Wonderful historical fiction about the underground railroad and how runaway slaves would know from special quilts where they could hide and be safe and how this affected those who held stops along the railroad. Very interesting!
Another wonderful Elm Creek Quilt novel as Sylvia Compson searches for the meaning in an ancestor's quilt! As she searches, she uncovers family conflicts and an old secret plus a possible connection to the Underground Railroad!
What a great story with interesting twists as Sylvia (owner of Elm Creek Manor) reads the memoirs of her ancestor Greda. It's a great story about the research required when delving into history. While many people think it's just a past-time to keep women busy, quilts have played an important part of history. This story reminds the reader of their value and the value of friends and family. Great read!!
tani reviewed The Runaway Quilt (Elm Creek Quilts, Bk 4) on
It's been awhile since I read a quilting book by Chiaverini, but so far as I can remember, this is the best one yet (though I liked the other three I read, too). Interesting complexity, suspense, and--as always--love and understanding.
This was the best in the series... so far! All about Sylvia's roots and how Elm Creek Manor came to be. Really draws you in and keeps you interested in the lives of her ancestors. As Sylvia reads the memoir written by Gerda you feel as if you are right there experiencing it all.

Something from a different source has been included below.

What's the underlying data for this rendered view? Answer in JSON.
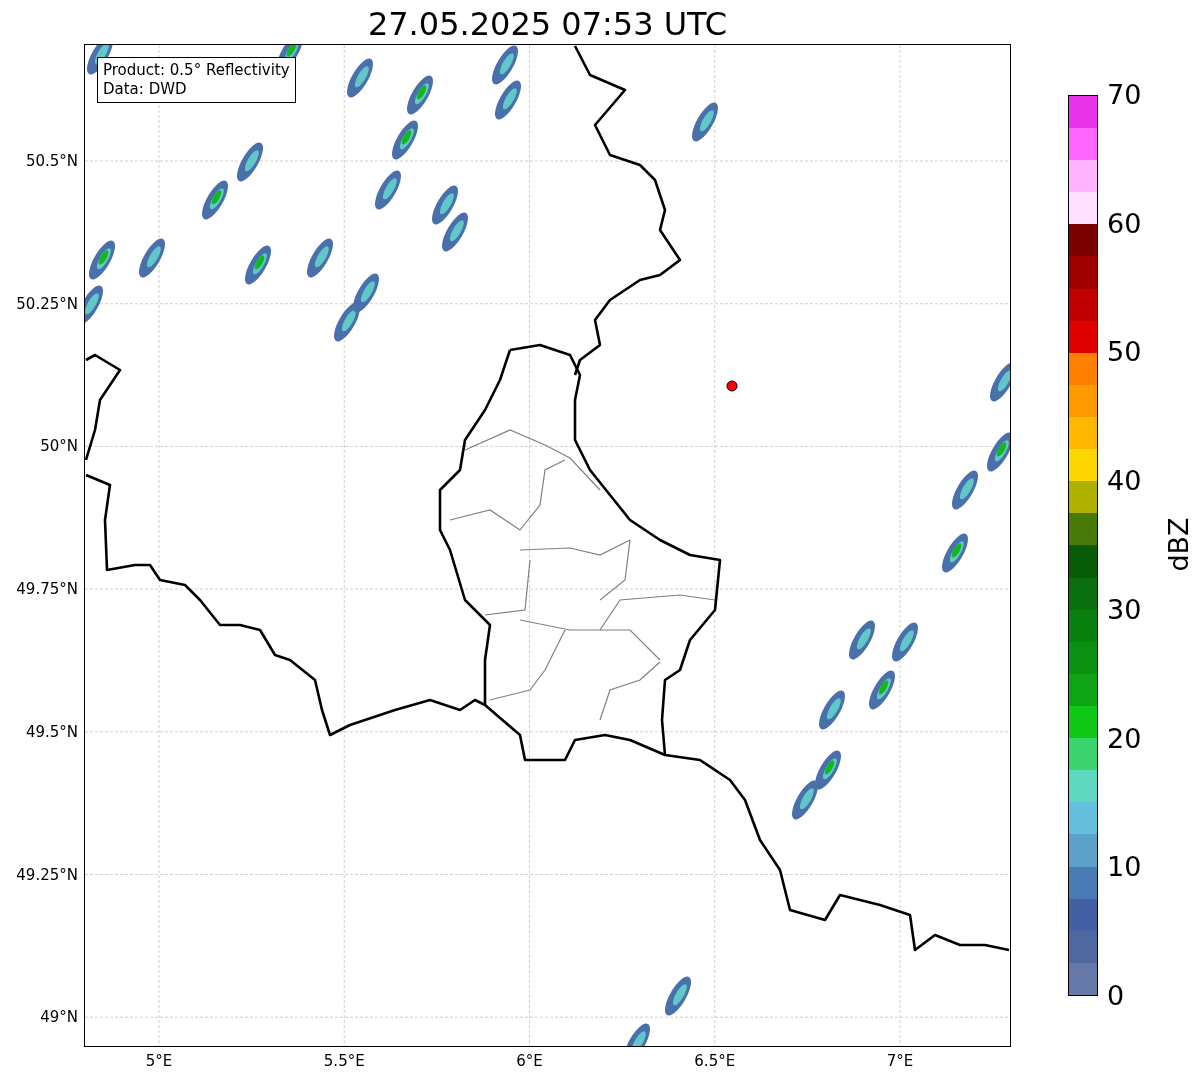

I am reading the Elm Creek Quilts series in order and "The Runaway Quilt" is, by far, my favorite so far.
This book is unique from the first three in the series in that it does not center around "current" Elm Creek manor and its quilt camps, etc. The main story takes place in the late 1800's.
I enjoy historical fiction and was thoroughly captured as this story is told as Silvia reads the journal left by one of her ancestors. I always appreciate a look back at how hard people worked in earlier times, and here we are also enriched with a look at the Underground Railround as Elm Creek Farm participates as one of its stations. And the legends (relayed in the story) regarding the part that quilts may have played as signals to runaways are interesting too.
Alerted to the possibility that her family had ties to the slaveholding South, Sylvia scours her attic and finds three quilts and a memoir written by Gerda, the spinster sister of clan patriarch Hans Bergstrom. The memoir describes the founding of Elm Creek Manor and how, using quilts as markers, Hans, his wife, Anneke, and Gerda came to beckon fugitive slaves to safety within its walls. When a runaway named Joanna arrives from a South Carolina plantation pregnant with her master's child, the Bergstroms shelter her through a long, dangerous winter -- imagining neither the impact of her presence nor the betrayal that awaits them.
The memoir raises new questions for every one it answers, leading Sylvia ever deeper into the tangle of the Bergstrom legacy. Aided by the Elm Creek Quilters, as well as by descendants of others named in Gerda's tale, Sylvia dares to face the demons of her family's past and at the same time reaffirm her own moral center. A spellbinding fugue on the mysteries of heritage, The Runaway Quilt unfolds with all the drama and suspense of a classic in the making.
I like all the books in this series, but this is the best by far. The story of how quilts may have played a part in the Underground Railroad is a fascinating one, and the journal tells a story which keeps the reader, and Sylvia spellbound to the end.